#### [Exercise]
Restate each line of the listing exactly, without carrying over any pictures.

-*-*-

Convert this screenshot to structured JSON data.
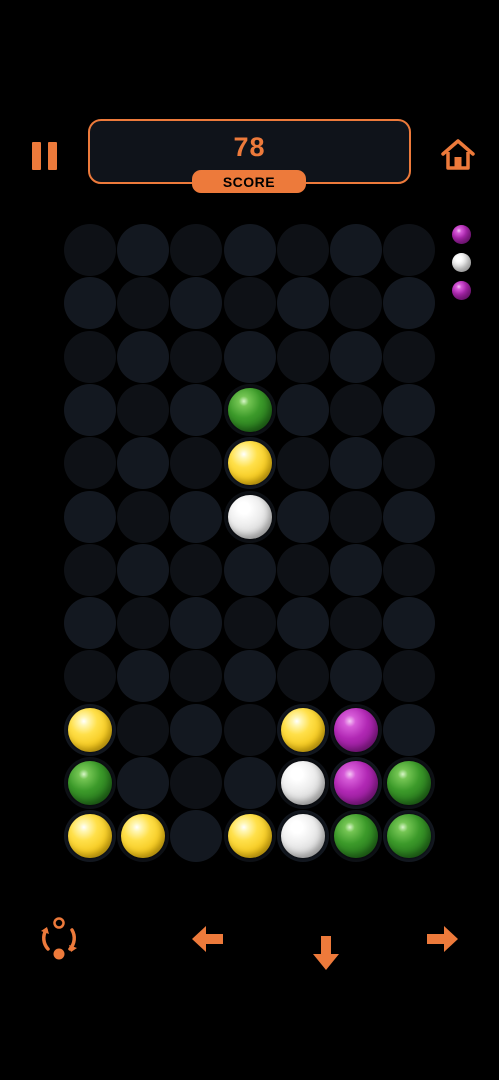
{
  "header": {
    "pause_icon": "pause-icon",
    "home_icon": "home-icon",
    "score_value": "78",
    "score_label": "SCORE"
  },
  "colors": {
    "accent": "#ed7a3b",
    "background": "#000000",
    "cell_dark": "#0e1116",
    "cell_light": "#131820",
    "yellow": "#f3c518",
    "green": "#3c9a2a",
    "white": "#eeeeee",
    "purple": "#b128b4"
  },
  "next_queue": [
    "purple",
    "white",
    "purple"
  ],
  "board": {
    "columns": 7,
    "rows": 12,
    "grid": [
      [
        null,
        null,
        null,
        null,
        null,
        null,
        null
      ],
      [
        null,
        null,
        null,
        null,
        null,
        null,
        null
      ],
      [
        null,
        null,
        null,
        null,
        null,
        null,
        null
      ],
      [
        null,
        null,
        null,
        "green",
        null,
        null,
        null
      ],
      [
        null,
        null,
        null,
        "yellow",
        null,
        null,
        null
      ],
      [
        null,
        null,
        null,
        "white",
        null,
        null,
        null
      ],
      [
        null,
        null,
        null,
        null,
        null,
        null,
        null
      ],
      [
        null,
        null,
        null,
        null,
        null,
        null,
        null
      ],
      [
        null,
        null,
        null,
        null,
        null,
        null,
        null
      ],
      [
        "yellow",
        null,
        null,
        null,
        "yellow",
        "purple",
        null
      ],
      [
        "green",
        null,
        null,
        null,
        "white",
        "purple",
        "green"
      ],
      [
        "yellow",
        "yellow",
        null,
        "yellow",
        "white",
        "green",
        "green"
      ]
    ]
  },
  "controls": {
    "rotate_icon": "rotate-icon",
    "left_icon": "arrow-left-icon",
    "down_icon": "arrow-down-icon",
    "right_icon": "arrow-right-icon"
  }
}
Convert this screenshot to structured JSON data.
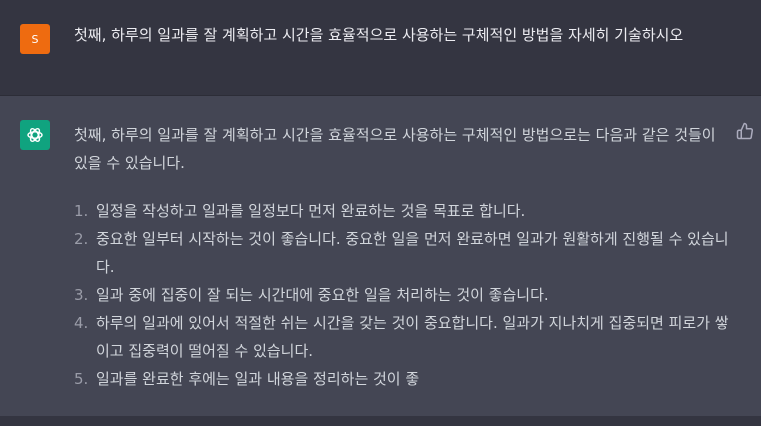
{
  "user": {
    "avatar_letter": "S",
    "message": "첫째, 하루의 일과를 잘 계획하고 시간을 효율적으로 사용하는 구체적인 방법을 자세히 기술하시오"
  },
  "assistant": {
    "intro": "첫째, 하루의 일과를 잘 계획하고 시간을 효율적으로 사용하는 구체적인 방법으로는 다음과 같은 것들이 있을 수 있습니다.",
    "items": [
      {
        "num": "1.",
        "text": "일정을 작성하고 일과를 일정보다 먼저 완료하는 것을 목표로 합니다."
      },
      {
        "num": "2.",
        "text": "중요한 일부터 시작하는 것이 좋습니다. 중요한 일을 먼저 완료하면 일과가 원활하게 진행될 수 있습니다."
      },
      {
        "num": "3.",
        "text": "일과 중에 집중이 잘 되는 시간대에 중요한 일을 처리하는 것이 좋습니다."
      },
      {
        "num": "4.",
        "text": "하루의 일과에 있어서 적절한 쉬는 시간을 갖는 것이 중요합니다. 일과가 지나치게 집중되면 피로가 쌓이고 집중력이 떨어질 수 있습니다."
      },
      {
        "num": "5.",
        "text": "일과를 완료한 후에는 일과 내용을 정리하는 것이 좋"
      }
    ]
  },
  "colors": {
    "user_bg": "#343541",
    "assistant_bg": "#444654",
    "user_avatar": "#ee6b10",
    "bot_avatar": "#10a37f"
  },
  "icons": {
    "bot_avatar": "openai-logo-icon",
    "feedback": "thumbs-up-icon"
  }
}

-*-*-

#### [Result]
Convert this screenshot to structured JSON data.
{
  "header": {
    "pause_icon": "pause-icon",
    "home_icon": "home-icon",
    "score_value": "78",
    "score_label": "SCORE"
  },
  "colors": {
    "accent": "#ed7a3b",
    "background": "#000000",
    "cell_dark": "#0e1116",
    "cell_light": "#131820",
    "yellow": "#f3c518",
    "green": "#3c9a2a",
    "white": "#eeeeee",
    "purple": "#b128b4"
  },
  "next_queue": [
    "purple",
    "white",
    "purple"
  ],
  "board": {
    "columns": 7,
    "rows": 12,
    "grid": [
      [
        null,
        null,
        null,
        null,
        null,
        null,
        null
      ],
      [
        null,
        null,
        null,
        null,
        null,
        null,
        null
      ],
      [
        null,
        null,
        null,
        null,
        null,
        null,
        null
      ],
      [
        null,
        null,
        null,
        "green",
        null,
        null,
        null
      ],
      [
        null,
        null,
        null,
        "yellow",
        null,
        null,
        null
      ],
      [
        null,
        null,
        null,
        "white",
        null,
        null,
        null
      ],
      [
        null,
        null,
        null,
        null,
        null,
        null,
        null
      ],
      [
        null,
        null,
        null,
        null,
        null,
        null,
        null
      ],
      [
        null,
        null,
        null,
        null,
        null,
        null,
        null
      ],
      [
        "yellow",
        null,
        null,
        null,
        "yellow",
        "purple",
        null
      ],
      [
        "green",
        null,
        null,
        null,
        "white",
        "purple",
        "green"
      ],
      [
        "yellow",
        "yellow",
        null,
        "yellow",
        "white",
        "green",
        "green"
      ]
    ]
  },
  "controls": {
    "rotate_icon": "rotate-icon",
    "left_icon": "arrow-left-icon",
    "down_icon": "arrow-down-icon",
    "right_icon": "arrow-right-icon"
  }
}
Convert this screenshot to structured JSON data.
{
  "user": {
    "avatar_letter": "S",
    "message": "첫째, 하루의 일과를 잘 계획하고 시간을 효율적으로 사용하는 구체적인 방법을 자세히 기술하시오"
  },
  "assistant": {
    "intro": "첫째, 하루의 일과를 잘 계획하고 시간을 효율적으로 사용하는 구체적인 방법으로는 다음과 같은 것들이 있을 수 있습니다.",
    "items": [
      {
        "num": "1.",
        "text": "일정을 작성하고 일과를 일정보다 먼저 완료하는 것을 목표로 합니다."
      },
      {
        "num": "2.",
        "text": "중요한 일부터 시작하는 것이 좋습니다. 중요한 일을 먼저 완료하면 일과가 원활하게 진행될 수 있습니다."
      },
      {
        "num": "3.",
        "text": "일과 중에 집중이 잘 되는 시간대에 중요한 일을 처리하는 것이 좋습니다."
      },
      {
        "num": "4.",
        "text": "하루의 일과에 있어서 적절한 쉬는 시간을 갖는 것이 중요합니다. 일과가 지나치게 집중되면 피로가 쌓이고 집중력이 떨어질 수 있습니다."
      },
      {
        "num": "5.",
        "text": "일과를 완료한 후에는 일과 내용을 정리하는 것이 좋"
      }
    ]
  },
  "colors": {
    "user_bg": "#343541",
    "assistant_bg": "#444654",
    "user_avatar": "#ee6b10",
    "bot_avatar": "#10a37f"
  },
  "icons": {
    "bot_avatar": "openai-logo-icon",
    "feedback": "thumbs-up-icon"
  }
}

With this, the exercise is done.